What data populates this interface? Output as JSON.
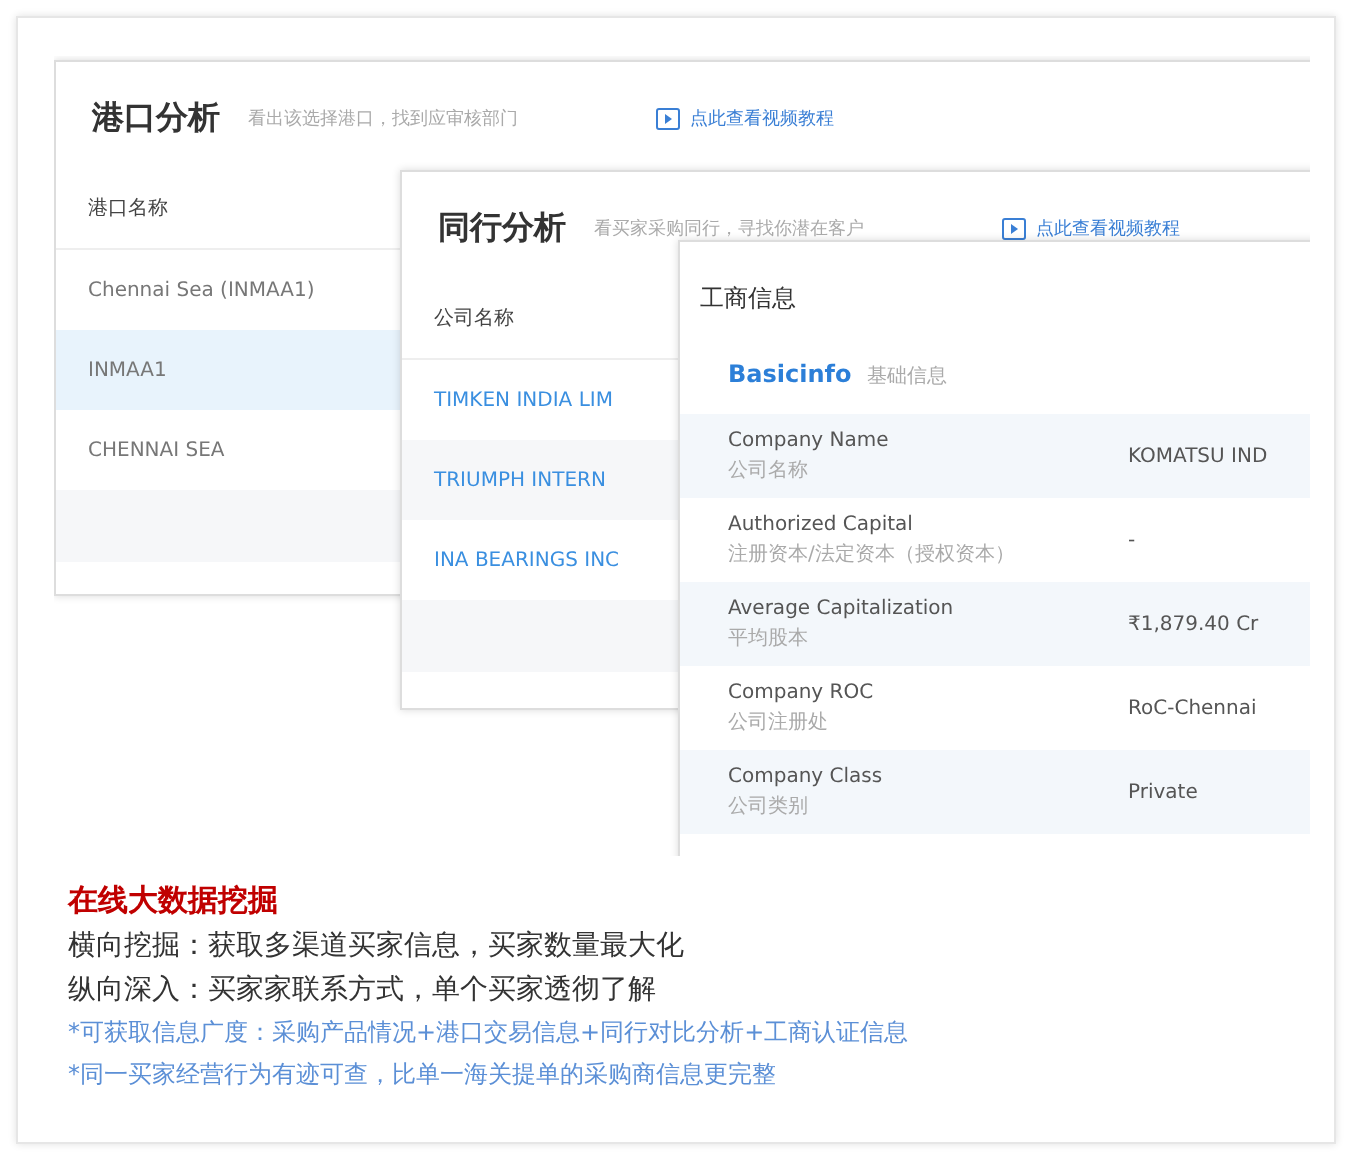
{
  "port_panel": {
    "title": "港口分析",
    "subtitle": "看出该选择港口，找到应审核部门",
    "link": "点此查看视频教程",
    "column": "港口名称",
    "rows": [
      {
        "name": "Chennai Sea (INMAA1)",
        "selected": false
      },
      {
        "name": "INMAA1",
        "selected": true
      },
      {
        "name": "CHENNAI SEA",
        "selected": false
      }
    ]
  },
  "peer_panel": {
    "title": "同行分析",
    "subtitle": "看买家采购同行，寻找你潜在客户",
    "link": "点此查看视频教程",
    "column": "公司名称",
    "rows": [
      {
        "name": "TIMKEN INDIA LIM"
      },
      {
        "name": "TRIUMPH INTERN"
      },
      {
        "name": "INA BEARINGS INC"
      }
    ]
  },
  "business_panel": {
    "title": "工商信息",
    "section": "Basicinfo",
    "section_note": "基础信息",
    "rows": [
      {
        "label": "Company Name",
        "label_cn": "公司名称",
        "value": "KOMATSU IND"
      },
      {
        "label": "Authorized Capital",
        "label_cn": "注册资本/法定资本（授权资本）",
        "value": "-"
      },
      {
        "label": "Average Capitalization",
        "label_cn": "平均股本",
        "value": "₹1,879.40 Cr"
      },
      {
        "label": "Company ROC",
        "label_cn": "公司注册处",
        "value": "RoC-Chennai"
      },
      {
        "label": "Company Class",
        "label_cn": "公司类别",
        "value": "Private"
      }
    ]
  },
  "caption": {
    "heading": "在线大数据挖掘",
    "lines": [
      "横向挖掘：获取多渠道买家信息，买家数量最大化",
      "纵向深入：买家家联系方式，单个买家透彻了解"
    ],
    "notes": [
      "*可获取信息广度：采购产品情况+港口交易信息+同行对比分析+工商认证信息",
      "*同一买家经营行为有迹可查，比单一海关提单的采购商信息更完整"
    ]
  }
}
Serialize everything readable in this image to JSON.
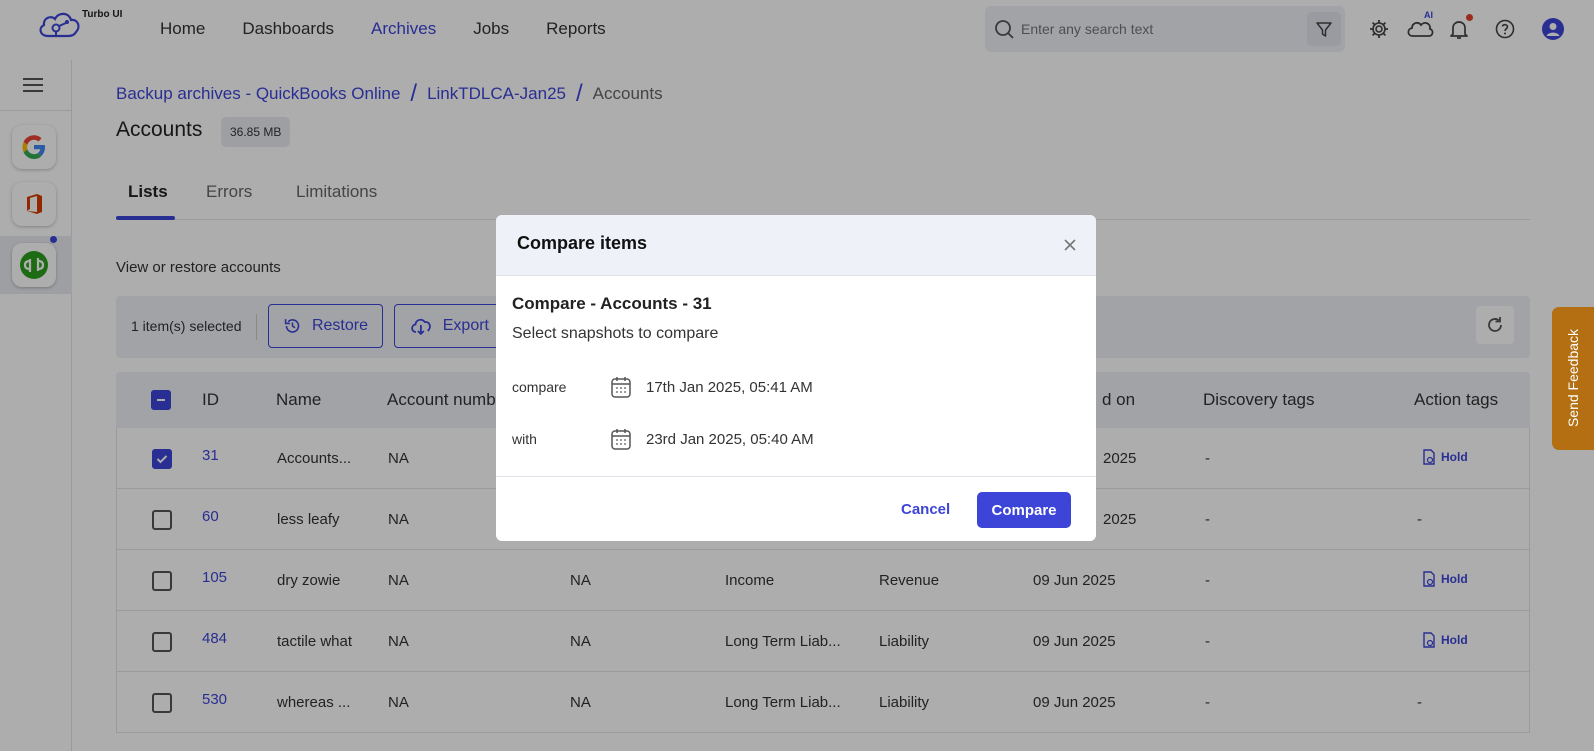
{
  "app": {
    "brand": "Turbo UI",
    "accent": "#3d44d8"
  },
  "nav": {
    "items": [
      "Home",
      "Dashboards",
      "Archives",
      "Jobs",
      "Reports"
    ],
    "active": "Archives"
  },
  "search": {
    "placeholder": "Enter any search text"
  },
  "topbar": {
    "ai_label": "AI"
  },
  "breadcrumb": [
    "Backup archives - QuickBooks Online",
    "LinkTDLCA-Jan25",
    "Accounts"
  ],
  "page": {
    "title": "Accounts",
    "size": "36.85 MB"
  },
  "tabs": [
    "Lists",
    "Errors",
    "Limitations"
  ],
  "section_label": "View or restore accounts",
  "toolbar": {
    "selected": "1 item(s) selected",
    "restore": "Restore",
    "export": "Export"
  },
  "table": {
    "headers": [
      "ID",
      "Name",
      "Account numb",
      "",
      "",
      "",
      "d on",
      "Discovery tags",
      "Action tags"
    ],
    "rows": [
      {
        "id": "31",
        "name": "Accounts...",
        "acct": "NA",
        "c4": "",
        "c5": "",
        "c6": "",
        "date": "2025",
        "disc": "-",
        "action": "Hold",
        "checked": true
      },
      {
        "id": "60",
        "name": "less leafy",
        "acct": "NA",
        "c4": "",
        "c5": "",
        "c6": "",
        "date": "2025",
        "disc": "-",
        "action": "-",
        "checked": false
      },
      {
        "id": "105",
        "name": "dry zowie",
        "acct": "NA",
        "c4": "NA",
        "c5": "Income",
        "c6": "Revenue",
        "date": "09 Jun 2025",
        "disc": "-",
        "action": "Hold",
        "checked": false
      },
      {
        "id": "484",
        "name": "tactile what",
        "acct": "NA",
        "c4": "NA",
        "c5": "Long Term Liab...",
        "c6": "Liability",
        "date": "09 Jun 2025",
        "disc": "-",
        "action": "Hold",
        "checked": false
      },
      {
        "id": "530",
        "name": "whereas ...",
        "acct": "NA",
        "c4": "NA",
        "c5": "Long Term Liab...",
        "c6": "Liability",
        "date": "09 Jun 2025",
        "disc": "-",
        "action": "-",
        "checked": false
      }
    ]
  },
  "modal": {
    "title": "Compare items",
    "subtitle": "Compare - Accounts - 31",
    "description": "Select snapshots to compare",
    "compare_label": "compare",
    "compare_value": "17th Jan 2025, 05:41 AM",
    "with_label": "with",
    "with_value": "23rd Jan 2025, 05:40 AM",
    "cancel": "Cancel",
    "confirm": "Compare"
  },
  "feedback": "Send Feedback"
}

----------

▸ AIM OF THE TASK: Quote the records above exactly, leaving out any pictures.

▸ REPLY:
What data populates this interface? Output as JSON.
{
  "port_panel": {
    "title": "港口分析",
    "subtitle": "看出该选择港口，找到应审核部门",
    "link": "点此查看视频教程",
    "column": "港口名称",
    "rows": [
      {
        "name": "Chennai Sea (INMAA1)",
        "selected": false
      },
      {
        "name": "INMAA1",
        "selected": true
      },
      {
        "name": "CHENNAI SEA",
        "selected": false
      }
    ]
  },
  "peer_panel": {
    "title": "同行分析",
    "subtitle": "看买家采购同行，寻找你潜在客户",
    "link": "点此查看视频教程",
    "column": "公司名称",
    "rows": [
      {
        "name": "TIMKEN INDIA LIM"
      },
      {
        "name": "TRIUMPH INTERN"
      },
      {
        "name": "INA BEARINGS INC"
      }
    ]
  },
  "business_panel": {
    "title": "工商信息",
    "section": "Basicinfo",
    "section_note": "基础信息",
    "rows": [
      {
        "label": "Company Name",
        "label_cn": "公司名称",
        "value": "KOMATSU IND"
      },
      {
        "label": "Authorized Capital",
        "label_cn": "注册资本/法定资本（授权资本）",
        "value": "-"
      },
      {
        "label": "Average Capitalization",
        "label_cn": "平均股本",
        "value": "₹1,879.40 Cr"
      },
      {
        "label": "Company ROC",
        "label_cn": "公司注册处",
        "value": "RoC-Chennai"
      },
      {
        "label": "Company Class",
        "label_cn": "公司类别",
        "value": "Private"
      }
    ]
  },
  "caption": {
    "heading": "在线大数据挖掘",
    "lines": [
      "横向挖掘：获取多渠道买家信息，买家数量最大化",
      "纵向深入：买家家联系方式，单个买家透彻了解"
    ],
    "notes": [
      "*可获取信息广度：采购产品情况+港口交易信息+同行对比分析+工商认证信息",
      "*同一买家经营行为有迹可查，比单一海关提单的采购商信息更完整"
    ]
  }
}
Serialize everything readable in this image to JSON.
{
  "app": {
    "brand": "Turbo UI",
    "accent": "#3d44d8"
  },
  "nav": {
    "items": [
      "Home",
      "Dashboards",
      "Archives",
      "Jobs",
      "Reports"
    ],
    "active": "Archives"
  },
  "search": {
    "placeholder": "Enter any search text"
  },
  "topbar": {
    "ai_label": "AI"
  },
  "breadcrumb": [
    "Backup archives - QuickBooks Online",
    "LinkTDLCA-Jan25",
    "Accounts"
  ],
  "page": {
    "title": "Accounts",
    "size": "36.85 MB"
  },
  "tabs": [
    "Lists",
    "Errors",
    "Limitations"
  ],
  "section_label": "View or restore accounts",
  "toolbar": {
    "selected": "1 item(s) selected",
    "restore": "Restore",
    "export": "Export"
  },
  "table": {
    "headers": [
      "ID",
      "Name",
      "Account numb",
      "",
      "",
      "",
      "d on",
      "Discovery tags",
      "Action tags"
    ],
    "rows": [
      {
        "id": "31",
        "name": "Accounts...",
        "acct": "NA",
        "c4": "",
        "c5": "",
        "c6": "",
        "date": "2025",
        "disc": "-",
        "action": "Hold",
        "checked": true
      },
      {
        "id": "60",
        "name": "less leafy",
        "acct": "NA",
        "c4": "",
        "c5": "",
        "c6": "",
        "date": "2025",
        "disc": "-",
        "action": "-",
        "checked": false
      },
      {
        "id": "105",
        "name": "dry zowie",
        "acct": "NA",
        "c4": "NA",
        "c5": "Income",
        "c6": "Revenue",
        "date": "09 Jun 2025",
        "disc": "-",
        "action": "Hold",
        "checked": false
      },
      {
        "id": "484",
        "name": "tactile what",
        "acct": "NA",
        "c4": "NA",
        "c5": "Long Term Liab...",
        "c6": "Liability",
        "date": "09 Jun 2025",
        "disc": "-",
        "action": "Hold",
        "checked": false
      },
      {
        "id": "530",
        "name": "whereas ...",
        "acct": "NA",
        "c4": "NA",
        "c5": "Long Term Liab...",
        "c6": "Liability",
        "date": "09 Jun 2025",
        "disc": "-",
        "action": "-",
        "checked": false
      }
    ]
  },
  "modal": {
    "title": "Compare items",
    "subtitle": "Compare - Accounts - 31",
    "description": "Select snapshots to compare",
    "compare_label": "compare",
    "compare_value": "17th Jan 2025, 05:41 AM",
    "with_label": "with",
    "with_value": "23rd Jan 2025, 05:40 AM",
    "cancel": "Cancel",
    "confirm": "Compare"
  },
  "feedback": "Send Feedback"
}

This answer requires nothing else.